** EXTRACTED INFORMATION **
━━━━━━━━

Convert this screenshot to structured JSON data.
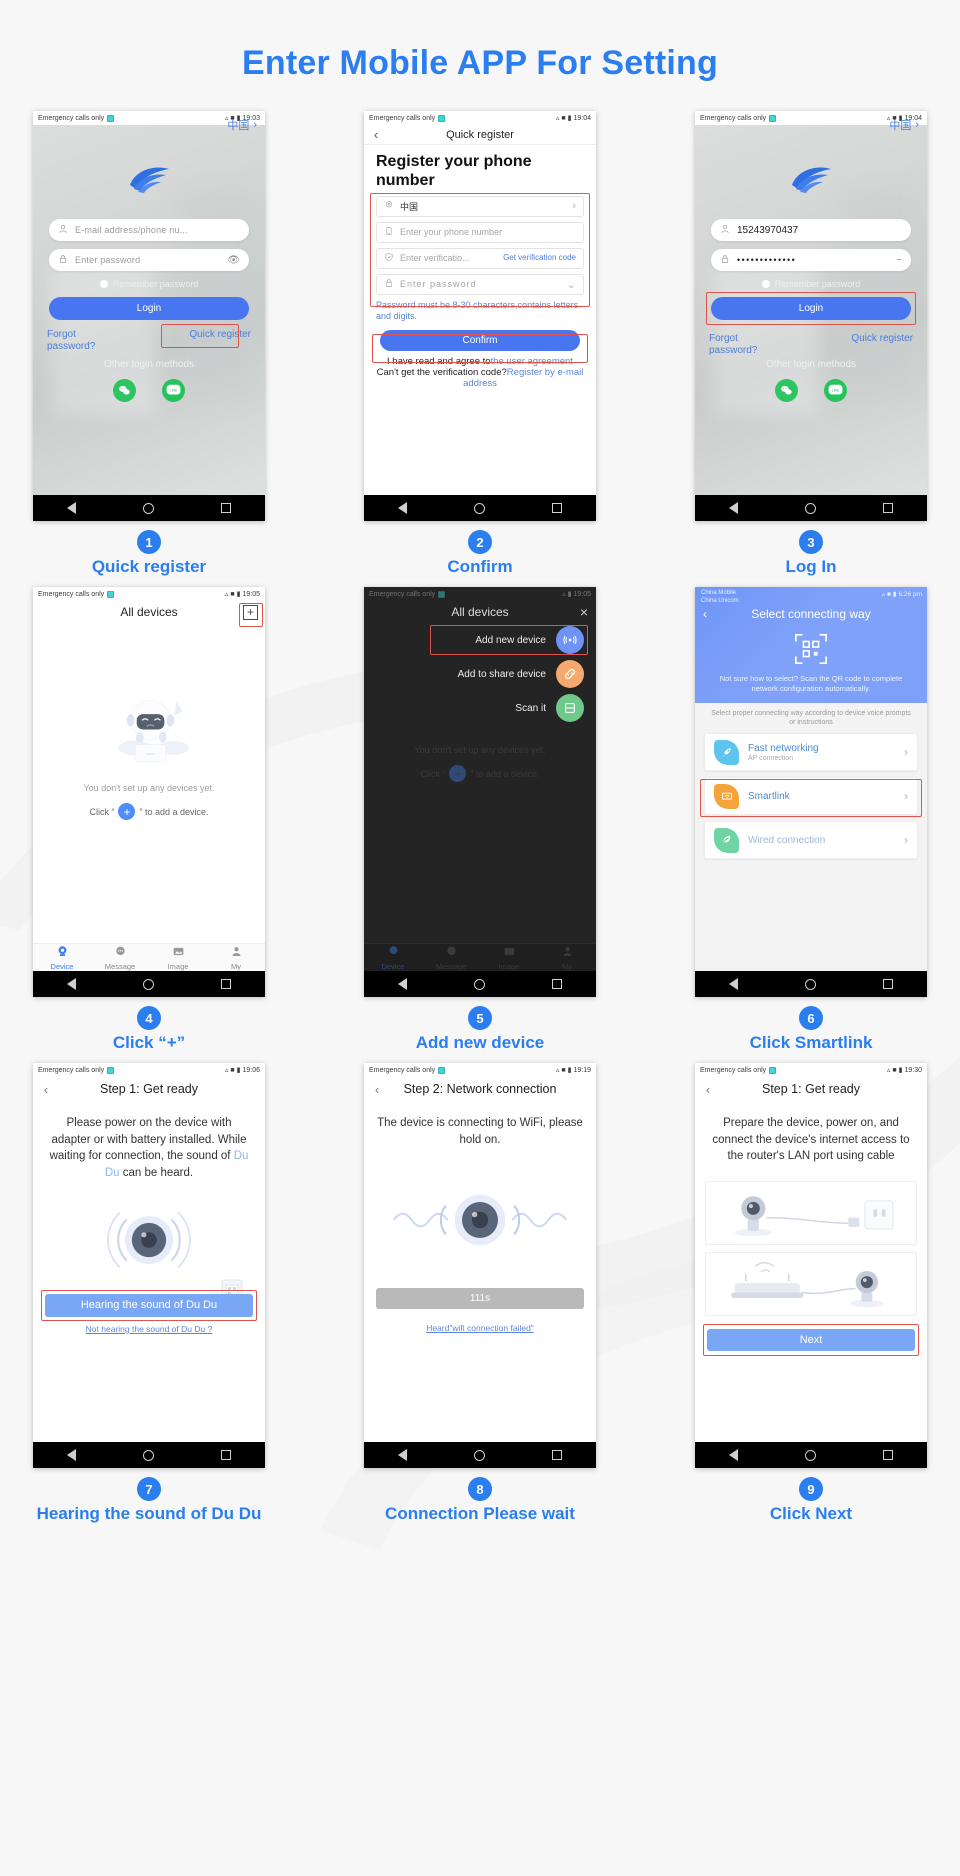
{
  "title": "Enter Mobile APP For Setting",
  "accent": "#2b7ef0",
  "highlight": "#e0544b",
  "common": {
    "carrier": "Emergency calls only",
    "sim_icon": "sim-icon",
    "wifi_icon": "wifi-icon",
    "signal_icon": "signal-icon",
    "battery_icon": "battery-icon",
    "nav_back": "back-triangle-icon",
    "nav_home": "home-circle-icon",
    "nav_recents": "recents-square-icon"
  },
  "steps": [
    {
      "num": "1",
      "caption": "Quick register",
      "time": "19:03",
      "screen": {
        "country": "中国",
        "email_placeholder": "E-mail address/phone nu...",
        "password_placeholder": "Enter password",
        "remember": "Remember password",
        "login": "Login",
        "forgot": "Forgot password?",
        "quick_register": "Quick register",
        "other_methods": "Other login methods",
        "social": [
          "wechat-icon",
          "line-icon"
        ]
      }
    },
    {
      "num": "2",
      "caption": "Confirm",
      "time": "19:04",
      "screen": {
        "topbar_title": "Quick register",
        "heading": "Register your phone number",
        "country": "中国",
        "phone_placeholder": "Enter your phone number",
        "code_placeholder": "Enter verificatio...",
        "get_code": "Get verification code",
        "password_placeholder": "Enter password",
        "note": "Password must be 8-30 characters,contains letters and digits.",
        "confirm": "Confirm",
        "agree_prefix": "I have read and agree to",
        "agree_link": "the user agreement",
        "cant_get": "Can't get the verification code?",
        "register_email_link": "Register by e-mail address"
      }
    },
    {
      "num": "3",
      "caption": "Log In",
      "time": "19:04",
      "screen": {
        "country": "中国",
        "phone_value": "15243970437",
        "password_value": "•••••••••••••",
        "remember": "Remember password",
        "login": "Login",
        "forgot": "Forgot password?",
        "quick_register": "Quick register",
        "other_methods": "Other login methods",
        "social": [
          "wechat-icon",
          "line-icon"
        ]
      }
    },
    {
      "num": "4",
      "caption": "Click “+”",
      "time": "19:05",
      "screen": {
        "title": "All devices",
        "add_button": "+",
        "empty_text": "You don't set up any devices yet.",
        "click_prefix": "Click “",
        "click_suffix": "” to add a device.",
        "tabs": [
          {
            "label": "Device",
            "icon": "camera-icon",
            "active": true
          },
          {
            "label": "Message",
            "icon": "message-icon",
            "active": false
          },
          {
            "label": "Image",
            "icon": "image-icon",
            "active": false
          },
          {
            "label": "My",
            "icon": "person-icon",
            "active": false
          }
        ]
      }
    },
    {
      "num": "5",
      "caption": "Add new device",
      "time": "19:05",
      "screen": {
        "title": "All devices",
        "close": "×",
        "items": [
          {
            "label": "Add new device",
            "icon": "wifi-radiate-icon",
            "color": "#6e92f5"
          },
          {
            "label": "Add to share device",
            "icon": "link-icon",
            "color": "#f5a96e"
          },
          {
            "label": "Scan it",
            "icon": "scan-icon",
            "color": "#6ec98a"
          }
        ],
        "ghost_empty": "You don't set up any devices yet.",
        "ghost_click_prefix": "Click “",
        "ghost_click_suffix": "” to add a device.",
        "tabs": [
          {
            "label": "Device",
            "icon": "camera-icon"
          },
          {
            "label": "Message",
            "icon": "message-icon"
          },
          {
            "label": "Image",
            "icon": "image-icon"
          },
          {
            "label": "My",
            "icon": "person-icon"
          }
        ]
      }
    },
    {
      "num": "6",
      "caption": "Click Smartlink",
      "time": "6:26 pm",
      "screen": {
        "carrier_line1": "China Mobile",
        "carrier_line2": "China Unicom",
        "title": "Select connecting way",
        "qr_icon": "qr-code-icon",
        "hero_note": "Not sure how to select? Scan the QR code to complete network configuration automatically.",
        "sub_note": "Select proper connecting way according to device voice prompts or instructions",
        "options": [
          {
            "label": "Fast networking",
            "sub": "AP connection",
            "icon": "rocket-icon",
            "color": "#5ec3ef"
          },
          {
            "label": "Smartlink",
            "sub": "",
            "icon": "wifi-box-icon",
            "color": "#f5a33c"
          },
          {
            "label": "Wired connection",
            "sub": "",
            "icon": "leaf-icon",
            "color": "#6fd3a4"
          }
        ]
      }
    },
    {
      "num": "7",
      "caption": "Hearing the sound of Du Du",
      "time": "19:06",
      "screen": {
        "title": "Step 1: Get ready",
        "body_1": "Please power on the device with adapter or with battery installed. While waiting for connection, the sound of ",
        "body_du": "Du Du",
        "body_2": " can be heard.",
        "button": "Hearing the sound of Du Du",
        "link": "Not hearing the sound of Du Du ?",
        "illustration": "speaker-waves-icon"
      }
    },
    {
      "num": "8",
      "caption": "Connection Please wait",
      "time": "19:19",
      "screen": {
        "title": "Step 2: Network connection",
        "body": "The device is connecting to WiFi, please hold on.",
        "timer": "111s",
        "link": "Heard\"wifi connection failed\"",
        "illustration": "speaker-waves-icon"
      }
    },
    {
      "num": "9",
      "caption": "Click Next",
      "time": "19:30",
      "screen": {
        "title": "Step 1: Get ready",
        "body": "Prepare the device, power on, and connect the device's internet access to the router's LAN port using cable",
        "illustration_1": "camera-to-outlet-icon",
        "illustration_2": "router-to-camera-icon",
        "button": "Next"
      }
    }
  ]
}
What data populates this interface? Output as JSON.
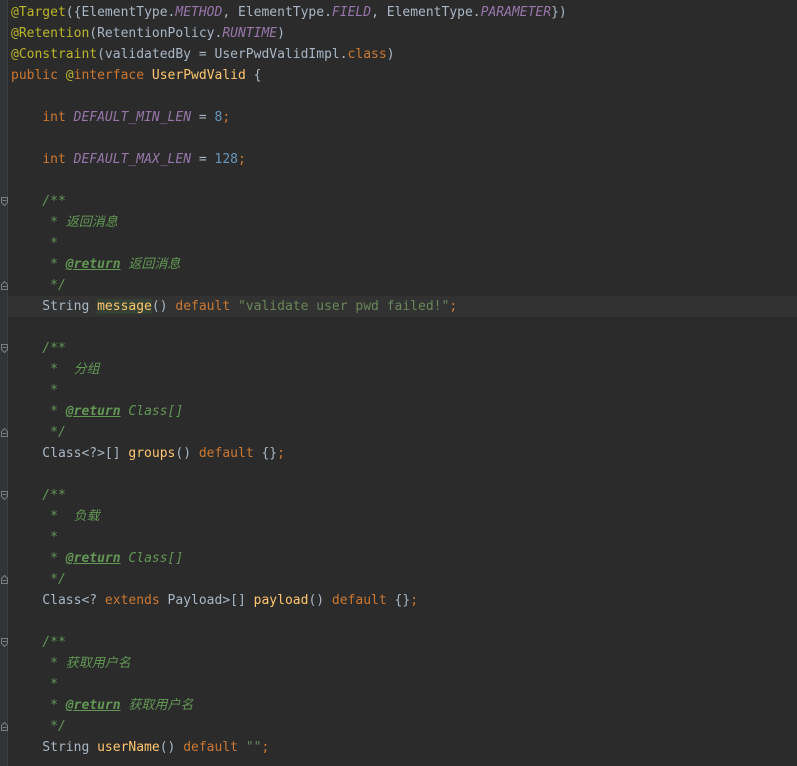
{
  "editor": {
    "theme_colors": {
      "background": "#2b2b2b",
      "annotation": "#bbb529",
      "keyword": "#cc7832",
      "constant": "#9876aa",
      "number": "#6897bb",
      "string": "#6a8759",
      "method": "#ffc66d",
      "doc_comment": "#629755",
      "text": "#a9b7c6"
    },
    "lines": [
      {
        "tokens": [
          {
            "c": "ann",
            "t": "@Target"
          },
          {
            "c": "plain",
            "t": "({ElementType."
          },
          {
            "c": "const",
            "t": "METHOD"
          },
          {
            "c": "plain",
            "t": ", ElementType."
          },
          {
            "c": "const",
            "t": "FIELD"
          },
          {
            "c": "plain",
            "t": ", ElementType."
          },
          {
            "c": "const",
            "t": "PARAMETER"
          },
          {
            "c": "plain",
            "t": "})"
          }
        ]
      },
      {
        "tokens": [
          {
            "c": "ann",
            "t": "@Retention"
          },
          {
            "c": "plain",
            "t": "(RetentionPolicy."
          },
          {
            "c": "const",
            "t": "RUNTIME"
          },
          {
            "c": "plain",
            "t": ")"
          }
        ]
      },
      {
        "tokens": [
          {
            "c": "ann",
            "t": "@Constraint"
          },
          {
            "c": "plain",
            "t": "(validatedBy = UserPwdValidImpl."
          },
          {
            "c": "kw",
            "t": "class"
          },
          {
            "c": "plain",
            "t": ")"
          }
        ]
      },
      {
        "tokens": [
          {
            "c": "kw",
            "t": "public "
          },
          {
            "c": "ann",
            "t": "@"
          },
          {
            "c": "kw",
            "t": "interface "
          },
          {
            "c": "fn",
            "t": "UserPwdValid"
          },
          {
            "c": "plain",
            "t": " {"
          }
        ]
      },
      {
        "tokens": []
      },
      {
        "tokens": [
          {
            "c": "plain",
            "t": "    "
          },
          {
            "c": "kw",
            "t": "int "
          },
          {
            "c": "const",
            "t": "DEFAULT_MIN_LEN"
          },
          {
            "c": "plain",
            "t": " = "
          },
          {
            "c": "num",
            "t": "8"
          },
          {
            "c": "kw",
            "t": ";"
          }
        ]
      },
      {
        "tokens": []
      },
      {
        "tokens": [
          {
            "c": "plain",
            "t": "    "
          },
          {
            "c": "kw",
            "t": "int "
          },
          {
            "c": "const",
            "t": "DEFAULT_MAX_LEN"
          },
          {
            "c": "plain",
            "t": " = "
          },
          {
            "c": "num",
            "t": "128"
          },
          {
            "c": "kw",
            "t": ";"
          }
        ]
      },
      {
        "tokens": []
      },
      {
        "tokens": [
          {
            "c": "doc",
            "t": "    /**"
          }
        ]
      },
      {
        "tokens": [
          {
            "c": "doc",
            "t": "     * 返回消息"
          }
        ]
      },
      {
        "tokens": [
          {
            "c": "doc",
            "t": "     *"
          }
        ]
      },
      {
        "tokens": [
          {
            "c": "doc",
            "t": "     * "
          },
          {
            "c": "tag",
            "t": "@return"
          },
          {
            "c": "doc",
            "t": " 返回消息"
          }
        ]
      },
      {
        "tokens": [
          {
            "c": "doc",
            "t": "     */"
          }
        ]
      },
      {
        "tokens": [
          {
            "c": "plain",
            "t": "    String "
          },
          {
            "c": "fn hl",
            "t": "message"
          },
          {
            "c": "plain",
            "t": "() "
          },
          {
            "c": "kw",
            "t": "default "
          },
          {
            "c": "str",
            "t": "\"validate user pwd failed!\""
          },
          {
            "c": "kw",
            "t": ";"
          }
        ]
      },
      {
        "tokens": []
      },
      {
        "tokens": [
          {
            "c": "doc",
            "t": "    /**"
          }
        ]
      },
      {
        "tokens": [
          {
            "c": "doc",
            "t": "     *  分组"
          }
        ]
      },
      {
        "tokens": [
          {
            "c": "doc",
            "t": "     *"
          }
        ]
      },
      {
        "tokens": [
          {
            "c": "doc",
            "t": "     * "
          },
          {
            "c": "tag",
            "t": "@return"
          },
          {
            "c": "doc",
            "t": " Class[]"
          }
        ]
      },
      {
        "tokens": [
          {
            "c": "doc",
            "t": "     */"
          }
        ]
      },
      {
        "tokens": [
          {
            "c": "plain",
            "t": "    Class<?>[] "
          },
          {
            "c": "fn",
            "t": "groups"
          },
          {
            "c": "plain",
            "t": "() "
          },
          {
            "c": "kw",
            "t": "default "
          },
          {
            "c": "plain",
            "t": "{}"
          },
          {
            "c": "kw",
            "t": ";"
          }
        ]
      },
      {
        "tokens": []
      },
      {
        "tokens": [
          {
            "c": "doc",
            "t": "    /**"
          }
        ]
      },
      {
        "tokens": [
          {
            "c": "doc",
            "t": "     *  负载"
          }
        ]
      },
      {
        "tokens": [
          {
            "c": "doc",
            "t": "     *"
          }
        ]
      },
      {
        "tokens": [
          {
            "c": "doc",
            "t": "     * "
          },
          {
            "c": "tag",
            "t": "@return"
          },
          {
            "c": "doc",
            "t": " Class[]"
          }
        ]
      },
      {
        "tokens": [
          {
            "c": "doc",
            "t": "     */"
          }
        ]
      },
      {
        "tokens": [
          {
            "c": "plain",
            "t": "    Class<? "
          },
          {
            "c": "kw",
            "t": "extends "
          },
          {
            "c": "plain",
            "t": "Payload>[] "
          },
          {
            "c": "fn",
            "t": "payload"
          },
          {
            "c": "plain",
            "t": "() "
          },
          {
            "c": "kw",
            "t": "default "
          },
          {
            "c": "plain",
            "t": "{}"
          },
          {
            "c": "kw",
            "t": ";"
          }
        ]
      },
      {
        "tokens": []
      },
      {
        "tokens": [
          {
            "c": "doc",
            "t": "    /**"
          }
        ]
      },
      {
        "tokens": [
          {
            "c": "doc",
            "t": "     * 获取用户名"
          }
        ]
      },
      {
        "tokens": [
          {
            "c": "doc",
            "t": "     *"
          }
        ]
      },
      {
        "tokens": [
          {
            "c": "doc",
            "t": "     * "
          },
          {
            "c": "tag",
            "t": "@return"
          },
          {
            "c": "doc",
            "t": " 获取用户名"
          }
        ]
      },
      {
        "tokens": [
          {
            "c": "doc",
            "t": "     */"
          }
        ]
      },
      {
        "tokens": [
          {
            "c": "plain",
            "t": "    String "
          },
          {
            "c": "fn",
            "t": "userName"
          },
          {
            "c": "plain",
            "t": "() "
          },
          {
            "c": "kw",
            "t": "default "
          },
          {
            "c": "str",
            "t": "\"\""
          },
          {
            "c": "kw",
            "t": ";"
          }
        ]
      }
    ],
    "caret_line": 14,
    "fold_markers": [
      {
        "line": 9,
        "icon": "fold-open-icon"
      },
      {
        "line": 13,
        "icon": "fold-close-icon"
      },
      {
        "line": 16,
        "icon": "fold-open-icon"
      },
      {
        "line": 20,
        "icon": "fold-close-icon"
      },
      {
        "line": 23,
        "icon": "fold-open-icon"
      },
      {
        "line": 27,
        "icon": "fold-close-icon"
      },
      {
        "line": 30,
        "icon": "fold-open-icon"
      },
      {
        "line": 34,
        "icon": "fold-close-icon"
      }
    ]
  }
}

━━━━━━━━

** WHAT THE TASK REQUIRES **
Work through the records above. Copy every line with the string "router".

** OUTPUT FOR THIS TASK **
        "body": "Prepare the device, power on, and connect the device's internet access to the router's LAN port using cable",
        "illustration_2": "router-to-camera-icon",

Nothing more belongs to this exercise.